|Dennis Barbour , MD, PhD, Associate Professor,|
Biomedical Engineering, Washington University in St. Louis.
|Dennis’ research interests include auditory processing, cognitive neuroscience, machine learning and medical diagnostics. Most recently he has developed new machine learning methods for rapidly and thoroughly evaluating perception and cognition. These new tests are not only useful for exploring normal nervous system function, but also for diagnosing disorders.|
|Jing Chen, PhD|
Department of Machine Intelligence, Peking University.
|Jing’s research interests include auditory perception, speech perception, and speech signal processing strategies for hearing aids and cochlear implants. She has developed and released a smartphone-based application（Hearing Assistant）for persons living in the mainland of China. The app includes the functions of pure-tone audiometry, speech audiometry, and real-time hearing compensation.|
|Johan Frijns, Professor Otology and physics of hearing, LUMC.||Within the focus field of (neuro-) otology / audiology of the department of Otorhinolaryngology, my own research direction is otology and auditory physics with special emphasis on cochlear implants. These are electrical inner ear prostheses, which allow deaf and severely hearing-impaired children and adults to interact with the hearing and speaking world, again or for the first time in their lives.|

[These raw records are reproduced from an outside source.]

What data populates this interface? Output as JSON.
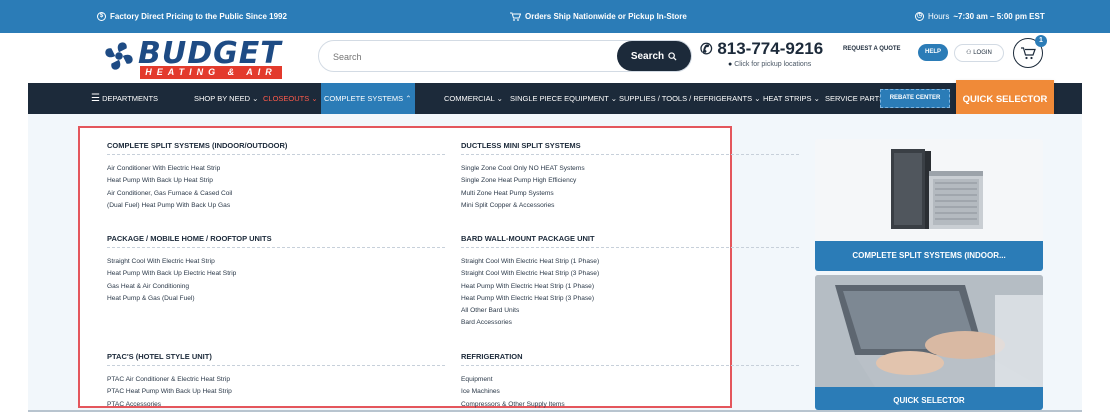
{
  "topbar": {
    "left": "Factory Direct Pricing to the Public Since 1992",
    "center": "Orders Ship Nationwide or Pickup In-Store",
    "hours_label": "Hours",
    "hours_value": "~7:30 am – 5:00 pm EST",
    "colors": {
      "bg": "#2b7cb7"
    }
  },
  "header": {
    "logo_word": "BUDGET",
    "logo_sub": "HEATING & AIR",
    "search_placeholder": "Search",
    "search_button": "Search",
    "phone": "813-774-9216",
    "pickup_link": "Click for pickup locations",
    "request_quote": "REQUEST A QUOTE",
    "help": "HELP",
    "login": "LOGIN",
    "cart_count": "1"
  },
  "nav": {
    "departments": "DEPARTMENTS",
    "items": [
      "SHOP BY NEED",
      "CLOSEOUTS",
      "COMPLETE SYSTEMS",
      "COMMERCIAL",
      "SINGLE PIECE EQUIPMENT",
      "SUPPLIES / TOOLS / REFRIGERANTS",
      "HEAT STRIPS",
      "SERVICE PARTS"
    ],
    "rebate": "REBATE CENTER",
    "quick": "QUICK SELECTOR",
    "colors": {
      "bg": "#1c2a3a",
      "active": "#2b7cb7",
      "closeouts": "#ff5a4a",
      "quick": "#f08a38"
    }
  },
  "menu": {
    "groups": [
      {
        "title": "COMPLETE SPLIT SYSTEMS (INDOOR/OUTDOOR)",
        "links": [
          "Air Conditioner With Electric Heat Strip",
          "Heat Pump With Back Up Heat Strip",
          "Air Conditioner, Gas Furnace & Cased Coil",
          "(Dual Fuel) Heat Pump With Back Up Gas"
        ]
      },
      {
        "title": "DUCTLESS MINI SPLIT SYSTEMS",
        "links": [
          "Single Zone Cool Only NO HEAT Systems",
          "Single Zone Heat Pump High Efficiency",
          "Multi Zone Heat Pump Systems",
          "Mini Split Copper & Accessories"
        ]
      },
      {
        "title": "PACKAGE / MOBILE HOME / ROOFTOP UNITS",
        "links": [
          "Straight Cool With Electric Heat Strip",
          "Heat Pump With Back Up Electric Heat Strip",
          "Gas Heat & Air Conditioning",
          "Heat Pump & Gas (Dual Fuel)"
        ]
      },
      {
        "title": "BARD WALL-MOUNT PACKAGE UNIT",
        "links": [
          "Straight Cool With Electric Heat Strip (1 Phase)",
          "Straight Cool With Electric Heat Strip (3 Phase)",
          "Heat Pump With Electric Heat Strip (1 Phase)",
          "Heat Pump With Electric Heat Strip (3 Phase)",
          "All Other Bard Units",
          "Bard Accessories"
        ]
      },
      {
        "title": "PTAC'S (HOTEL STYLE UNIT)",
        "links": [
          "PTAC Air Conditioner & Electric Heat Strip",
          "PTAC Heat Pump With Back Up Heat Strip",
          "PTAC Accessories"
        ]
      },
      {
        "title": "REFRIGERATION",
        "links": [
          "Equipment",
          "Ice Machines",
          "Compressors & Other Supply Items"
        ]
      }
    ],
    "highlight_color": "#e4565c"
  },
  "cards": [
    {
      "caption": "COMPLETE SPLIT SYSTEMS (INDOOR..."
    },
    {
      "caption": "QUICK SELECTOR"
    }
  ]
}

|Dr Yağmur Güçlütürk, assistant professor at Artificial Intelligence department, Radboud University.||I am an assistant professor at Artificial Intelligence department, where I use various computational modeling and psychophysics techniques as well as utilizing new technologies such as deep learning and augmented/virtual reality to develop and test neuroprosthetics applications.|
|Dr Cris Lanting, Medical Physicist/audiologist, Radboudumc.||Cris’ current research is focussed on: Hearing and Genes: what are perceptual consequences of genetic mutations and how can we assess these?Middle ear implants: what is the output of newly developed implants and can we measure this? Cochlear Implants: preservation of residual hearing during cochlear implantation and how to measure this.|
|Dr Qinglin Meng, Lecturer, Acoustics Laboratory, School of Physics and Optoelectronics, South China University of Technology, China.||Research Interests: Technology of hearing devices (cochlear implants and hearing aids), hearing health care, and auditory neural coding mechanisms. Most recently, Qinglin is working on some fine structure enhancement algorithms, lexical tone perception, and acoustic simulations for auditory prostheses.|
|Prof David Moore, professor of Otolaryngology and Neuroscience|
at the University of Cincinnati, and Professor of Auditory Neuroscience at the University of Manchester, UK.
|Dave is Director of the Communication Sciences Research Center, Cincinnati Children’s Hospital, USA. Current research interests include development of listening skills in children, hearing health care delivery using self-administered precision solutions, and effect of enriched auditory experience on the developing brain.|
|John van Opstal, professor in Systems Biophysics, Radboud University.||The main research topics in John’s lab are Human sound-localization and plasticity; Sound processing in the behaving monkey, Multisensory integration, and the Role of monkey Superior Colliculus in saccadic eye-head gaze shifts.|
|De Wet Swanepoel, Professor of Speech-Language Pathology & Audiology, University of Pretoria.||De Wet’s research interests span the field of early identification and diagnosis of hearing loss, objective measures of auditory functioning and ear and hearing telehealth. The improvement of ear and hearing health care through translational research is consistently emphasized, in particular the improvement of access to, and the quality of ear and hearing health care.|
|Sarah Verhulst, Associate Professor in Hearing Technology, Ghent University.||Sarah combines physiological methods (EEG and otoacoustic emissions) with computational modeling of the auditory periphery to study how different aspects of peripheral hearing loss (cochlear synaptopathy/hidden hearing loss and outer-hair-cell loss) interact and affect sound perception.|
|Marc van Wanrooij, Assistant professor – Biophysics, Radboud University.||My research focuses on the question how information from our visual, auditory and vestibular senses is processed optimally by our brains. It specifically relates on how we deal with multiple sources of information that might be conflicting or ambiguous, and on how we cope if our senses become impaired.|
|Fan-Gang Zeng, Professor of Anatomy and Neurobiology, Biomedical Engineering, Cognitive Sciences, Otolaryngology–Head and Neck Surgery and Director of the Center for Hearing Research at University of California Irvine.||Fan-Gang is a leader in hearing science and technology, with 268 publications, 13071 citations and an h-index of 54 (Google Scholar, August 8, 2019). He led the development of the Nurotron 26-electrode cochlear implant (SFDA approval in 2011 and CE Mark in 2012) and SoundCure tinnitus suppressor (FDA clearance and CE Mark in 2011).|